--- What is expected ---
Locate each line with the string "true" in the listing below and copy it.

>>

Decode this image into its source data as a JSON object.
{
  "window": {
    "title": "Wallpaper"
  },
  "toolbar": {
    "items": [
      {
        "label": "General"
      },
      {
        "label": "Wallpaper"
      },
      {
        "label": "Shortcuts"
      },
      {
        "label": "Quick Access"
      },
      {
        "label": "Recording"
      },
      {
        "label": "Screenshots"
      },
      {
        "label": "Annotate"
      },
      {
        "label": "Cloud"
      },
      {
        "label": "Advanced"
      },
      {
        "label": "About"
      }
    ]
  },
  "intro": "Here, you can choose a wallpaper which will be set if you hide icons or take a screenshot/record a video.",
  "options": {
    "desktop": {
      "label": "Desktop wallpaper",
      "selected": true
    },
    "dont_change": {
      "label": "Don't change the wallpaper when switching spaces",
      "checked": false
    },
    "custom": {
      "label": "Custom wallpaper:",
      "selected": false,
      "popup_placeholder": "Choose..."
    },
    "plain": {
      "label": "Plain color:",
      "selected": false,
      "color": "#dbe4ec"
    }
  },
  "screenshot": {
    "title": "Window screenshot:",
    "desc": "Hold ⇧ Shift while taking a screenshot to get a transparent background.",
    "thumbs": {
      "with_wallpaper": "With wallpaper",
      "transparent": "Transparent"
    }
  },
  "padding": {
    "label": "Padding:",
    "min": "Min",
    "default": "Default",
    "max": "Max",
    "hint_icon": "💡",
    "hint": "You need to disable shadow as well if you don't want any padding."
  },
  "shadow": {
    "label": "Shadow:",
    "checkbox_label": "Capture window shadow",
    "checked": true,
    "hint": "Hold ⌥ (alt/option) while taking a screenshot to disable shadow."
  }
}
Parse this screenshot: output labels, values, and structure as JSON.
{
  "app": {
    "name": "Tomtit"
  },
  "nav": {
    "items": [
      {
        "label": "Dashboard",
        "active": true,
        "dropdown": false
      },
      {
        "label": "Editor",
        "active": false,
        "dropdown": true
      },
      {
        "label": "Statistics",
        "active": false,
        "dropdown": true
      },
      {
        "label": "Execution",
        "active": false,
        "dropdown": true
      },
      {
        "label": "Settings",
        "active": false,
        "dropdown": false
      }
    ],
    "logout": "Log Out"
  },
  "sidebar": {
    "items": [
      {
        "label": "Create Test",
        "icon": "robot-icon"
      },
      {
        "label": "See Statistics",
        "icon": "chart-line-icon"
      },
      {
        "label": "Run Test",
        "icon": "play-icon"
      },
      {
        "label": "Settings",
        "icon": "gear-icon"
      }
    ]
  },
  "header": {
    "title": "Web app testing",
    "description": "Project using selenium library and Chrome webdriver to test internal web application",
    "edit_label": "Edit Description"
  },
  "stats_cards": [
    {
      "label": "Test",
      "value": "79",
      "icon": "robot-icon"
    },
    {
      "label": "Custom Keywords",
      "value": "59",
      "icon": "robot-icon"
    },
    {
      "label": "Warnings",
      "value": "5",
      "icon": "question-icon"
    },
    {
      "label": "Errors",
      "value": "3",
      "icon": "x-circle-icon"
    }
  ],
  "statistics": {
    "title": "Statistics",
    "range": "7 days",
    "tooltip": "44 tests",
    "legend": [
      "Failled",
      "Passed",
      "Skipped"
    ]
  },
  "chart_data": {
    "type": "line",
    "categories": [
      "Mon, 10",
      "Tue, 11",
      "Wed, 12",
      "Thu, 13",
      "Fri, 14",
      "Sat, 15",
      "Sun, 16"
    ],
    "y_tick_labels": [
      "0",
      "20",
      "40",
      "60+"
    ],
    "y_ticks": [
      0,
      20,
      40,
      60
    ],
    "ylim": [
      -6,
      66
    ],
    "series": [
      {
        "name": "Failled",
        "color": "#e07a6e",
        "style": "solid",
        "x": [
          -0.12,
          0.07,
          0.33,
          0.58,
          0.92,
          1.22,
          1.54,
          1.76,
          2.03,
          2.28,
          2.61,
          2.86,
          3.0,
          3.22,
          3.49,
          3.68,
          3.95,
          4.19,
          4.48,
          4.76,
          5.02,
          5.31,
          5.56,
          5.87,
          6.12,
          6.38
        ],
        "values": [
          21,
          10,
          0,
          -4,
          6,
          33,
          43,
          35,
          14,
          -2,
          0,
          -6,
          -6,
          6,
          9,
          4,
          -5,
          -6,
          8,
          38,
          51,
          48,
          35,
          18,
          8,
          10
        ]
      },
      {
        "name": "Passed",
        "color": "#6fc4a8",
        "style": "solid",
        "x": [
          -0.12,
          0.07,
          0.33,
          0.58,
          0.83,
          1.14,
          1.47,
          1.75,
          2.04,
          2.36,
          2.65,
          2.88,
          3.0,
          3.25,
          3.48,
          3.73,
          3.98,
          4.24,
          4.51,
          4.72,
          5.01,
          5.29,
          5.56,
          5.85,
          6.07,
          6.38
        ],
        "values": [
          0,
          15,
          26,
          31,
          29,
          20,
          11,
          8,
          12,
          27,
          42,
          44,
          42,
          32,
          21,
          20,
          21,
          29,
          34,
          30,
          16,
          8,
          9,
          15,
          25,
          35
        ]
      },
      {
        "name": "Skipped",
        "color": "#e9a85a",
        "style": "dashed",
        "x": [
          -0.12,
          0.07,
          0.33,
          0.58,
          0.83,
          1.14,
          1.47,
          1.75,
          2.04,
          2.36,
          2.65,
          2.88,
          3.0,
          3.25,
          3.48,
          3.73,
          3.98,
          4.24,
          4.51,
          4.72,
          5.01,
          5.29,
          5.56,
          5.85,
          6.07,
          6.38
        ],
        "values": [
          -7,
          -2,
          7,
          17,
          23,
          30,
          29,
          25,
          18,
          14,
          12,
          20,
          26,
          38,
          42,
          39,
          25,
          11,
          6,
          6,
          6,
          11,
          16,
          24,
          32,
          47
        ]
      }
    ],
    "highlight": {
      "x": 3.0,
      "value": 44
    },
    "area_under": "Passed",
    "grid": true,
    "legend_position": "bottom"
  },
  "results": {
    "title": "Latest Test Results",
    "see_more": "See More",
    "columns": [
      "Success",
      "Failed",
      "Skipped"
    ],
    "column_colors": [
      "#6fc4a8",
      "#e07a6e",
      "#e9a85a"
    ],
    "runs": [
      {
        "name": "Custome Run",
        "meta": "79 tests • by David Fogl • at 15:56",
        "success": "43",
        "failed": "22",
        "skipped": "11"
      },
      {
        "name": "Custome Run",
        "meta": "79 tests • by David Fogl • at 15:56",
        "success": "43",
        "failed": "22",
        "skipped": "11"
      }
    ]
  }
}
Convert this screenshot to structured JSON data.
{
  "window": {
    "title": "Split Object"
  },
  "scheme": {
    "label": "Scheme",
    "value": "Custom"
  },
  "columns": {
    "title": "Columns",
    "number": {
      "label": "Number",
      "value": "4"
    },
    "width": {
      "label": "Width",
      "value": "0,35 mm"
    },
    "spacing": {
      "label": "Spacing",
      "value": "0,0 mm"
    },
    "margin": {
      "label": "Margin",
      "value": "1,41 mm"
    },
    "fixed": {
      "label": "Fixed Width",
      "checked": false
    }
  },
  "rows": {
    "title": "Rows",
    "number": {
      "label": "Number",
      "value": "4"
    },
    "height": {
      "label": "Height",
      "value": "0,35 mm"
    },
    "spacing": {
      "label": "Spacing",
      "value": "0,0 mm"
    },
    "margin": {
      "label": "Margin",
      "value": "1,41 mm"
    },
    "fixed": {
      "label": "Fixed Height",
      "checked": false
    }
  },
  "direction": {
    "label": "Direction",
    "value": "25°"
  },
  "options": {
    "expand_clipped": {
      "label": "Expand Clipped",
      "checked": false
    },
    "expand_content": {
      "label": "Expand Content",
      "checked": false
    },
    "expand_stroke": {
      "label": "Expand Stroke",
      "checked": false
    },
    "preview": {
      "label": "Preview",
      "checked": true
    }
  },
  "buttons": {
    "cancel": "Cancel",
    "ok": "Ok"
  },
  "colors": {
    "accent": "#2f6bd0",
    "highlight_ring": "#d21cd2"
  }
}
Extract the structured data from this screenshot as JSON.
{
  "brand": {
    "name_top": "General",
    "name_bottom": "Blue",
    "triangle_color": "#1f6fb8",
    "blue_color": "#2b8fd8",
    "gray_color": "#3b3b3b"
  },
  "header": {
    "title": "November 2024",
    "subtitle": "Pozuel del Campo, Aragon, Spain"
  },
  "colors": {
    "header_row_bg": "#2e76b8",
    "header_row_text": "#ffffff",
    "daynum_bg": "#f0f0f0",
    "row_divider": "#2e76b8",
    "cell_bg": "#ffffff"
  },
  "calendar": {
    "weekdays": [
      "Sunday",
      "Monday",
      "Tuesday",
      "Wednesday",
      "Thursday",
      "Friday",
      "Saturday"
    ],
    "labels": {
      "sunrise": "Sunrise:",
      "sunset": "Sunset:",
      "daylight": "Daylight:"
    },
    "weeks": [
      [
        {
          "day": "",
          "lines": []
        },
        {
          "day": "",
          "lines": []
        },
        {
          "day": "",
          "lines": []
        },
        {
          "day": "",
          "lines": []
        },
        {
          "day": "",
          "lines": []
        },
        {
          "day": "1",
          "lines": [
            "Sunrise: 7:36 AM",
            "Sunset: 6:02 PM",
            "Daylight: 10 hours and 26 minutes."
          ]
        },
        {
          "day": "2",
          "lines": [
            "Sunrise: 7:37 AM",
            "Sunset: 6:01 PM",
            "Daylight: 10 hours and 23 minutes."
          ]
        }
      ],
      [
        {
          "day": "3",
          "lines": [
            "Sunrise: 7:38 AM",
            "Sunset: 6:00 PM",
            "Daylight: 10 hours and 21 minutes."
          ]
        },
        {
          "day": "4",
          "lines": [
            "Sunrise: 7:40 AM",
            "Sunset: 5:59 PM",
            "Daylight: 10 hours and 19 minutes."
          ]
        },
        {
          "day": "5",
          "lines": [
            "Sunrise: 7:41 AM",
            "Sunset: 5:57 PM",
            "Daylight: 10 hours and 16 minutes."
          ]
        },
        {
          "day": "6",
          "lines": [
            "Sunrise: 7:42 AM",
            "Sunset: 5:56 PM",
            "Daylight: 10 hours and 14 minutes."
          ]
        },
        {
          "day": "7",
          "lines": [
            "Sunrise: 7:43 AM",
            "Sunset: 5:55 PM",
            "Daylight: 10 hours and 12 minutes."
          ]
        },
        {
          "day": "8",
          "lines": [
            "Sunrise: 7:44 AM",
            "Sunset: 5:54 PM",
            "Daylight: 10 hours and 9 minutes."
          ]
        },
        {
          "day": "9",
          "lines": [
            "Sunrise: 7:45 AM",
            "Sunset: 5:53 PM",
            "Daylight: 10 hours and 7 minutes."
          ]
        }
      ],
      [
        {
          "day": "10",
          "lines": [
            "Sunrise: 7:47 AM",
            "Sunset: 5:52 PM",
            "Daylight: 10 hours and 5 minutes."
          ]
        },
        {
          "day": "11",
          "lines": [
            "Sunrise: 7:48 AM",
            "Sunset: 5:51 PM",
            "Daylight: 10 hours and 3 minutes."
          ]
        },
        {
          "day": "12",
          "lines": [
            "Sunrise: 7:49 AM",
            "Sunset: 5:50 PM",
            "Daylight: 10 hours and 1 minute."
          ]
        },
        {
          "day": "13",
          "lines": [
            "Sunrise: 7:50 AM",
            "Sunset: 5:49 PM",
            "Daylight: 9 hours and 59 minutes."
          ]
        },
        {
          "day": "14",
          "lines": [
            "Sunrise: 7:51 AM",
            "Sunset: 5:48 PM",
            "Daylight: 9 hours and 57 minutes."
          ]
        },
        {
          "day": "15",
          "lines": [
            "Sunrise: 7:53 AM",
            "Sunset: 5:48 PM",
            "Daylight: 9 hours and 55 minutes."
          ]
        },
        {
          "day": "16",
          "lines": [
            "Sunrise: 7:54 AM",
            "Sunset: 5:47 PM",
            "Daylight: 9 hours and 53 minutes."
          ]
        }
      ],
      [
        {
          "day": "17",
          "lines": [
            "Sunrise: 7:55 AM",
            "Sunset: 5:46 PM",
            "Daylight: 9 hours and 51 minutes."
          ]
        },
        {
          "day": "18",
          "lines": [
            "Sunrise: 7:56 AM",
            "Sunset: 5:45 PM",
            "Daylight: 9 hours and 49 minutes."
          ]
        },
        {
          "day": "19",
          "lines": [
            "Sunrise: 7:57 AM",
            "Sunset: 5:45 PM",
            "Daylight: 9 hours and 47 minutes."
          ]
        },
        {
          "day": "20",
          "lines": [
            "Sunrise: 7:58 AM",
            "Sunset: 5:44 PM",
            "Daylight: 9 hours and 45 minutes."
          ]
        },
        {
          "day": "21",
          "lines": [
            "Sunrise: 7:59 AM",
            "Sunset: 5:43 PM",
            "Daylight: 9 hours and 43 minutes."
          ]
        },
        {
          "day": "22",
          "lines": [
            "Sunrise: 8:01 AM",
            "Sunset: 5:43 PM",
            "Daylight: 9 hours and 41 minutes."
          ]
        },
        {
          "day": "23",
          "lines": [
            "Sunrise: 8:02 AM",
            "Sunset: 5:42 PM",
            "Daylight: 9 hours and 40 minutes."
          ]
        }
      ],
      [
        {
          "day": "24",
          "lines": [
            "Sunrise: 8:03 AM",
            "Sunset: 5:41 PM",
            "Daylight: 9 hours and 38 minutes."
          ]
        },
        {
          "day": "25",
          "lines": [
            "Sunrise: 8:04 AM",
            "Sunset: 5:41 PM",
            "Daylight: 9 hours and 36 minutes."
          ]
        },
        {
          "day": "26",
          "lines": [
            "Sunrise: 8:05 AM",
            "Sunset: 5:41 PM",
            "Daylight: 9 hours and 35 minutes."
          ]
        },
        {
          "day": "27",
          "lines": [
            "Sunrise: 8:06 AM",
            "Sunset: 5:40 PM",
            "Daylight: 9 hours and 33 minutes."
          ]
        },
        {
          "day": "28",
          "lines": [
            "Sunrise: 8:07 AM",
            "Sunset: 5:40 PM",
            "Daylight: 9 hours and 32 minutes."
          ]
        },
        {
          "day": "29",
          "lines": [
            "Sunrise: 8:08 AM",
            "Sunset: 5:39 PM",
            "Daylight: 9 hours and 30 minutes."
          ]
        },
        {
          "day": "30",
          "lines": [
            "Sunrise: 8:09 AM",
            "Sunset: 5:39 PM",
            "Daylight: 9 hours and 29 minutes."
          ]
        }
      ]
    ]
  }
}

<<

--- Reply to the exercise ---
      "selected": true
    "checked": true,
        "active": true,
        "dropdown": true
        "dropdown": true
        "dropdown": true
    "grid": true,
      "checked": true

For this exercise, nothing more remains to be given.